In actual fact, he said, “our common home has been part of this group of the excluded which cries out to heaven and which today powerfully strikes our homes, our cities and our societies.” Quoting the words that Martin Luther King used in another context, Francis added, “We can say that we have defaulted on a promissory note and now is the time to honor it.”
Nevertheless, he said, again quoting the encyclical, “Humanity still has the ability to work together in building our common home.” He assured the president of the commitment of the Catholic Church “to the conscious and responsible care of our common home.
Pope Francis concluded by hailing recent efforts “to mend broken relationships and to open new doors to cooperation within our human family” as “positive steps along the path of reconciliation, justice and freedom.”
This appeared to be an explicit endorsement of the two recent accords involving the USA: the normalization of relations with Cuba and the agreement between international community and Iran over the nuclear question.
He went onto express the hope that “all men and women of good will” in the United States would “support the efforts of the international community to protect the vulnerable in our world and to stimulate integral and inclusive models of development, so that our brothers and sisters everywhere may know the blessings of peace and prosperity which God wills for all his children.”
Then, with a view to the days ahead, said he looked forward “to these days of encounter and dialogue, in which I hope to listen to, and share, many of the hopes and dreams of the American people,” and briefly mentioned the main events on his agenda.
“I will have the honor of addressing Congress, where I hope, as a brother of this country, to offer words of encouragement to those called to guide the nation’s political future in fidelity to its founding principles,” he said.

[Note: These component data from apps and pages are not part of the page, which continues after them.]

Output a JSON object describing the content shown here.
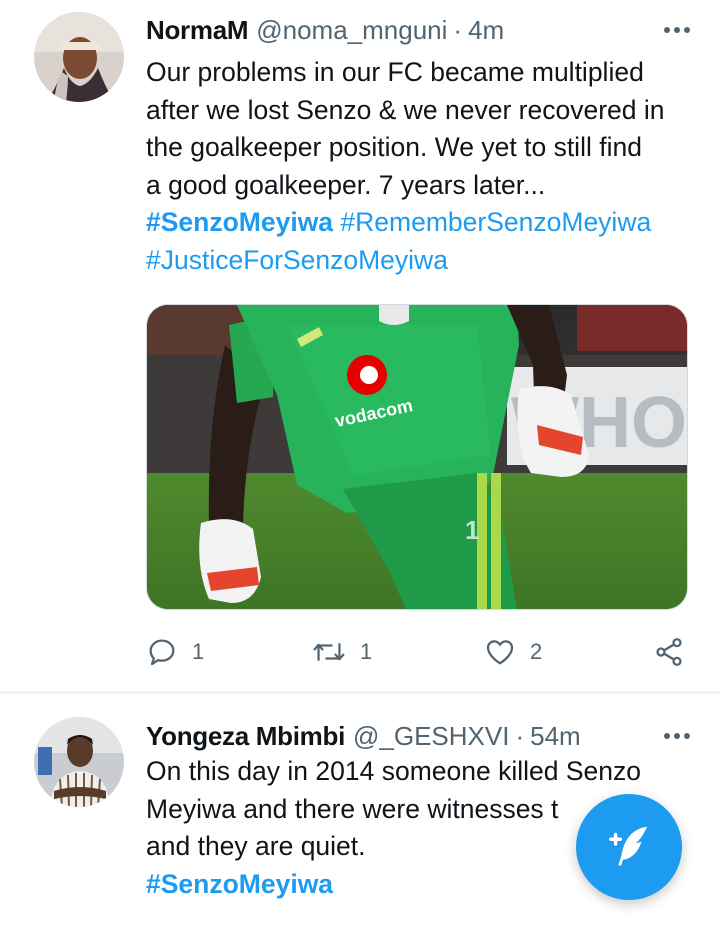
{
  "tweets": [
    {
      "name": "NormaM",
      "handle": "@noma_mnguni",
      "separator": "·",
      "time": "4m",
      "lines": [
        "Our problems in our FC became multiplied",
        "after we lost Senzo & we never recovered in",
        "the goalkeeper position. We yet to still find",
        "a good goalkeeper. 7 years later..."
      ],
      "hashtags_line1": [
        "#SenzoMeyiwa",
        "#RememberSenzoMeyiwa"
      ],
      "hashtags_line2": [
        "#JusticeForSenzoMeyiwa"
      ],
      "media": {
        "jersey_brand": "vodacom",
        "background_text": "WHO",
        "shorts_number": "1"
      },
      "actions": {
        "replies": "1",
        "retweets": "1",
        "likes": "2"
      }
    },
    {
      "name": "Yongeza Mbimbi",
      "handle": "@_GESHXVI",
      "separator": "·",
      "time": "54m",
      "lines": [
        "On this day in 2014 someone killed Senzo",
        "Meyiwa and there were witnesses t",
        "and they are quiet."
      ],
      "hashtags_line1": [
        "#SenzoMeyiwa"
      ]
    }
  ],
  "icons": {
    "more": "more-horizontal-icon",
    "reply": "reply-icon",
    "retweet": "retweet-icon",
    "like": "heart-icon",
    "share": "share-icon",
    "compose": "compose-tweet-icon"
  },
  "colors": {
    "accent": "#1d9bf0",
    "text": "#0f1419",
    "secondary": "#536471",
    "divider": "#eff3f4"
  }
}
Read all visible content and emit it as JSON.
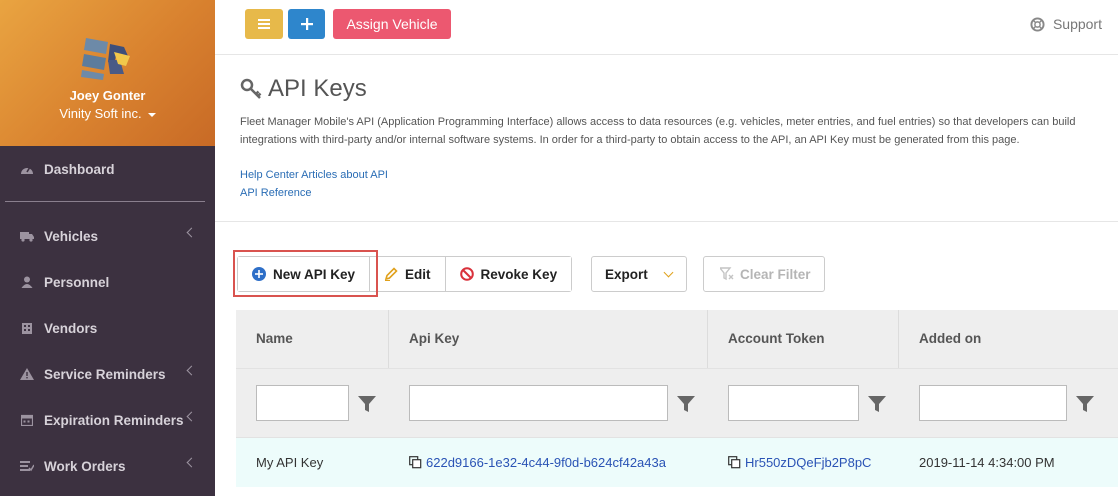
{
  "user": {
    "name": "Joey Gonter",
    "company": "Vinity Soft inc."
  },
  "sidebar": {
    "items": [
      {
        "label": "Dashboard",
        "icon": "dashboard-icon",
        "has_submenu": false
      },
      {
        "label": "Vehicles",
        "icon": "truck-icon",
        "has_submenu": true
      },
      {
        "label": "Personnel",
        "icon": "user-icon",
        "has_submenu": false
      },
      {
        "label": "Vendors",
        "icon": "building-icon",
        "has_submenu": false
      },
      {
        "label": "Service Reminders",
        "icon": "warning-icon",
        "has_submenu": true
      },
      {
        "label": "Expiration Reminders",
        "icon": "calendar-icon",
        "has_submenu": true
      },
      {
        "label": "Work Orders",
        "icon": "list-icon",
        "has_submenu": true
      }
    ]
  },
  "topbar": {
    "assign_label": "Assign Vehicle",
    "support_label": "Support"
  },
  "page": {
    "title": "API Keys",
    "description": "Fleet Manager Mobile's API (Application Programming Interface) allows access to data resources (e.g. vehicles, meter entries, and fuel entries) so that developers can build integrations with third-party and/or internal software systems. In order for a third-party to obtain access to the API, an API Key must be generated from this page.",
    "links": {
      "help": "Help Center Articles about API",
      "reference": "API Reference"
    }
  },
  "toolbar": {
    "new_label": "New API Key",
    "edit_label": "Edit",
    "revoke_label": "Revoke Key",
    "export_label": "Export",
    "clear_label": "Clear Filter"
  },
  "grid": {
    "columns": [
      "Name",
      "Api Key",
      "Account Token",
      "Added on"
    ],
    "rows": [
      {
        "name": "My API Key",
        "api_key": "622d9166-1e32-4c44-9f0d-b624cf42a43a",
        "account_token": "Hr550zDQeFjb2P8pC",
        "added_on": "2019-11-14 4:34:00 PM"
      }
    ]
  },
  "colors": {
    "menu_button": "#e7b94a",
    "add_button": "#2e86cc",
    "assign_button": "#ec5870",
    "sidebar": "#3c3140",
    "highlight": "#d9534f"
  }
}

He said he would also travel to Philadelphia for the Eighth World Meeting of Families “to celebrate and support the institutions of marriage and the family at this, a critical moment in the history of our civilization.”
He concluded by thanking President Obama once again for his welcome and added, “God bless America!”